Most people would simply dismiss all this as meaningless speculation.   We have jobs to do, families to raise, and the reality we experience runs by particular rules we have to navigate.   However, I would argue that thinking about reality from a new perspective might actually have some beneficial consequences.

It could certainly mean letting go of a lot of stress and anxiety — just entertaining the thought that the world is not cold and cruel but rather purposeful and full of opportunity alters ones’ mood.    It also could cause one to consider different goals; if this moment of experiencing life through this perspective is only a partial taste of a greater reality, then striving for material success for the sake of material success alone starts to seem pointless.

The mind would shift to looking for clues in relationships and life activities that might hint at how one can enrich ones’ experience at a deeper level.    The world as a whole would be more important; the day to day struggles and dilemmas could seem more trivial.   Fear of death would give way to acceptance of transitions.   Hatred would become irrational, since hatred of the other would be hatred of a part of the self.   Love would be the ultimate truth, in that it would entail the connection between apparent-self and apparent-other.

Human history contains many versions of reality that seemed absolutely natural to those living within them.  Slavery, the superiority of one gender over another, sacrifices to Gods, tribal customs, religious faith, and secular rationalism are all ways humans have conceptualized and thus interpreted reality and experience.    The idea that what seems natural at this point in time is based on a misunderstanding of reality certainly is feasible.
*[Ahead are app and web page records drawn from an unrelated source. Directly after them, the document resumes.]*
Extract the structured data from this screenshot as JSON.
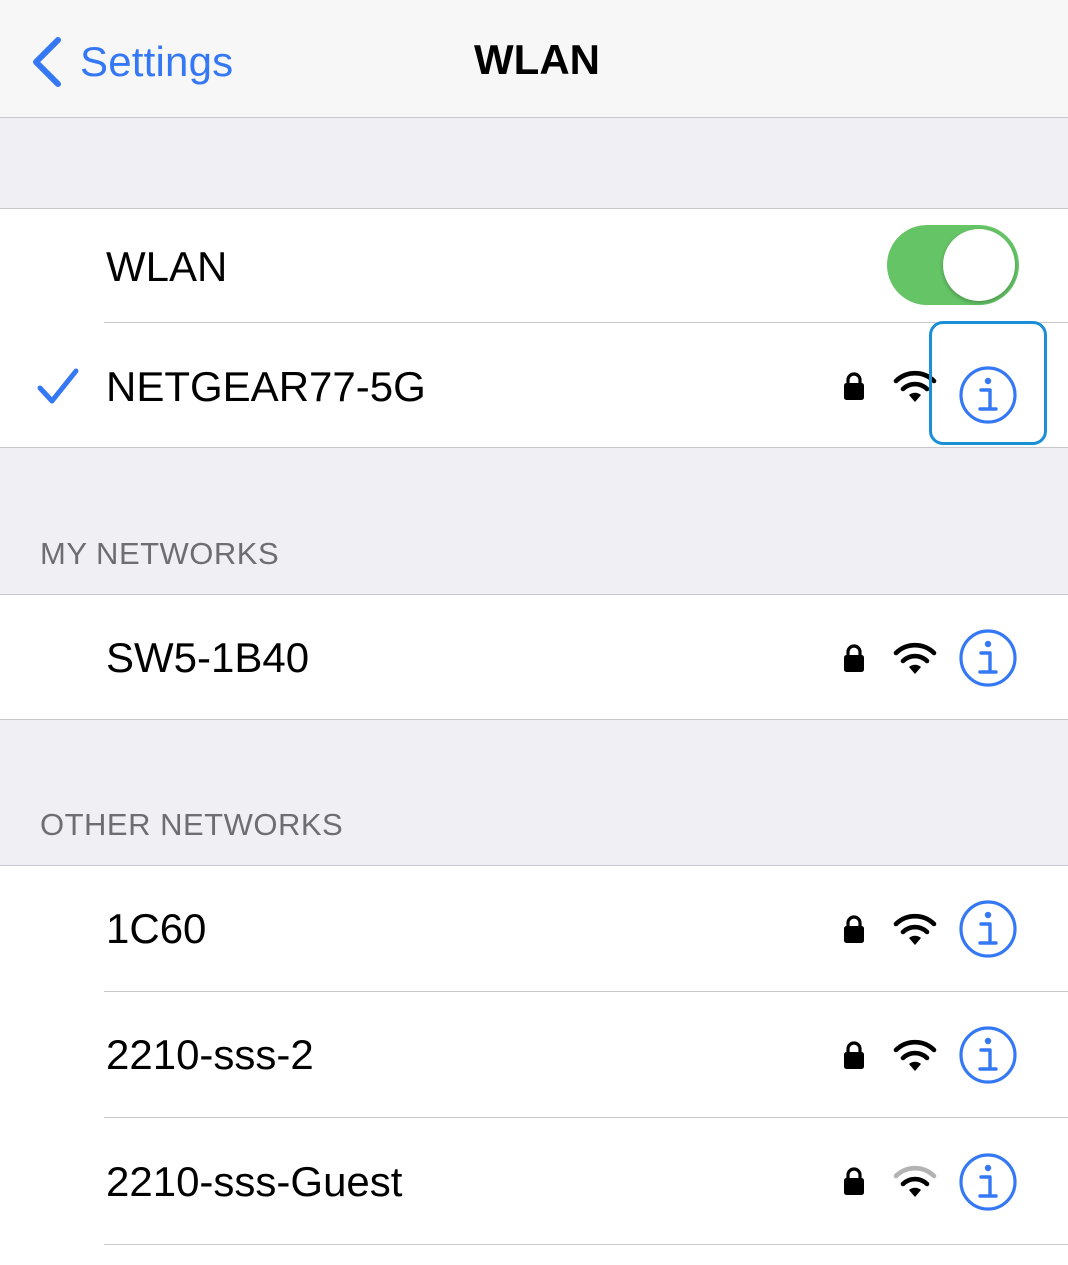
{
  "navbar": {
    "back_label": "Settings",
    "title": "WLAN"
  },
  "wlan_toggle": {
    "label": "WLAN",
    "on": true
  },
  "connected": {
    "name": "NETGEAR77-5G",
    "locked": true,
    "signal": "full",
    "selected": true
  },
  "my_networks": {
    "header": "MY NETWORKS",
    "items": [
      {
        "name": "SW5-1B40",
        "locked": true,
        "signal": "full"
      }
    ]
  },
  "other_networks": {
    "header": "OTHER NETWORKS",
    "items": [
      {
        "name": "1C60",
        "locked": true,
        "signal": "full"
      },
      {
        "name": "2210-sss-2",
        "locked": true,
        "signal": "full"
      },
      {
        "name": "2210-sss-Guest",
        "locked": true,
        "signal": "weak"
      }
    ]
  },
  "colors": {
    "accent": "#3478f6",
    "toggle_on": "#65c466",
    "highlight": "#1a8fd6",
    "background": "#efeff4"
  },
  "icons": [
    "chevron-left-icon",
    "checkmark-icon",
    "lock-icon",
    "wifi-icon",
    "info-icon"
  ]
}
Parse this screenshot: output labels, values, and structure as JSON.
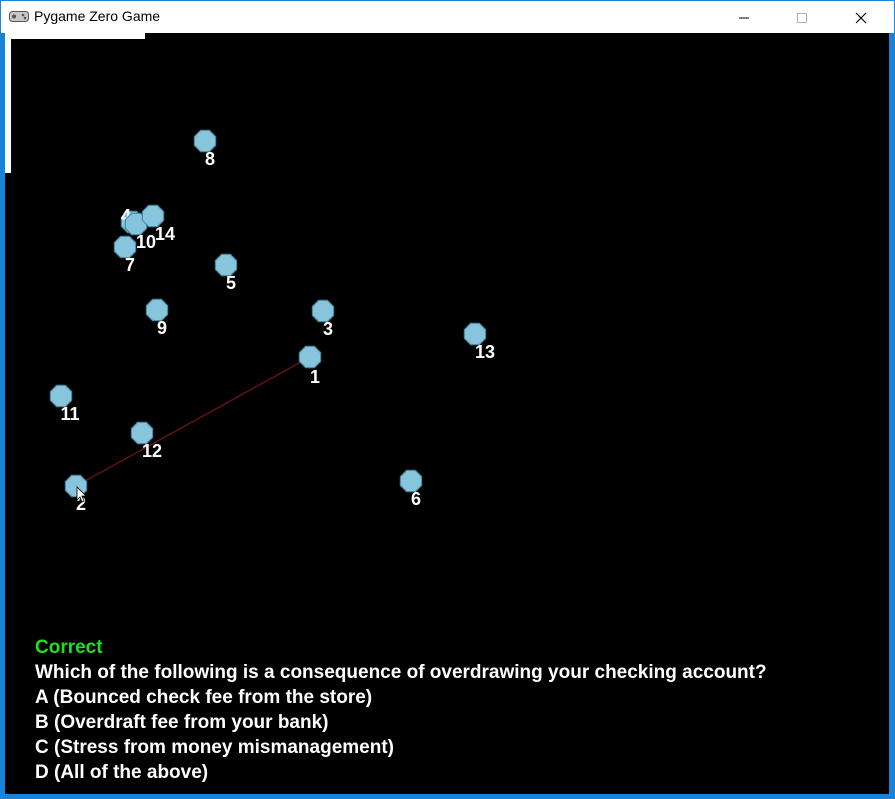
{
  "window": {
    "title": "Pygame Zero Game",
    "icon": "gamepad-icon"
  },
  "colors": {
    "node_fill": "#87c5dc",
    "node_stroke": "#4f8aa3",
    "line": "#7a1515",
    "feedback": "#1ee01e",
    "text": "#ffffff",
    "background": "#000000"
  },
  "nodes": [
    {
      "id": "1",
      "label": "1"
    },
    {
      "id": "2",
      "label": "2"
    },
    {
      "id": "3",
      "label": "3"
    },
    {
      "id": "4",
      "label": "4"
    },
    {
      "id": "5",
      "label": "5"
    },
    {
      "id": "6",
      "label": "6"
    },
    {
      "id": "7",
      "label": "7"
    },
    {
      "id": "8",
      "label": "8"
    },
    {
      "id": "9",
      "label": "9"
    },
    {
      "id": "10",
      "label": "10"
    },
    {
      "id": "11",
      "label": "11"
    },
    {
      "id": "12",
      "label": "12"
    },
    {
      "id": "13",
      "label": "13"
    },
    {
      "id": "14",
      "label": "14"
    }
  ],
  "links": [
    {
      "from": "1",
      "to": "2"
    }
  ],
  "quiz": {
    "feedback": "Correct",
    "question": "Which of the following is a consequence of overdrawing your checking account?",
    "options": [
      "A (Bounced check fee from the store)",
      "B (Overdraft fee from your bank)",
      "C (Stress from money mismanagement)",
      "D (All of the above)"
    ]
  }
}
If we are willing to try out different ways of conceiving experience and reality we can avoid being trapped into the mode of thinking dominant in our particular culture.    To me, that’s liberating, and gives me some power over how I choose to interpret my experience.   Rather than accepting a world view created by otherse, I can use reason and reflection — the heart and the head — to determine what I believe to be true, and choose how I want to live my life.   That is real freedom.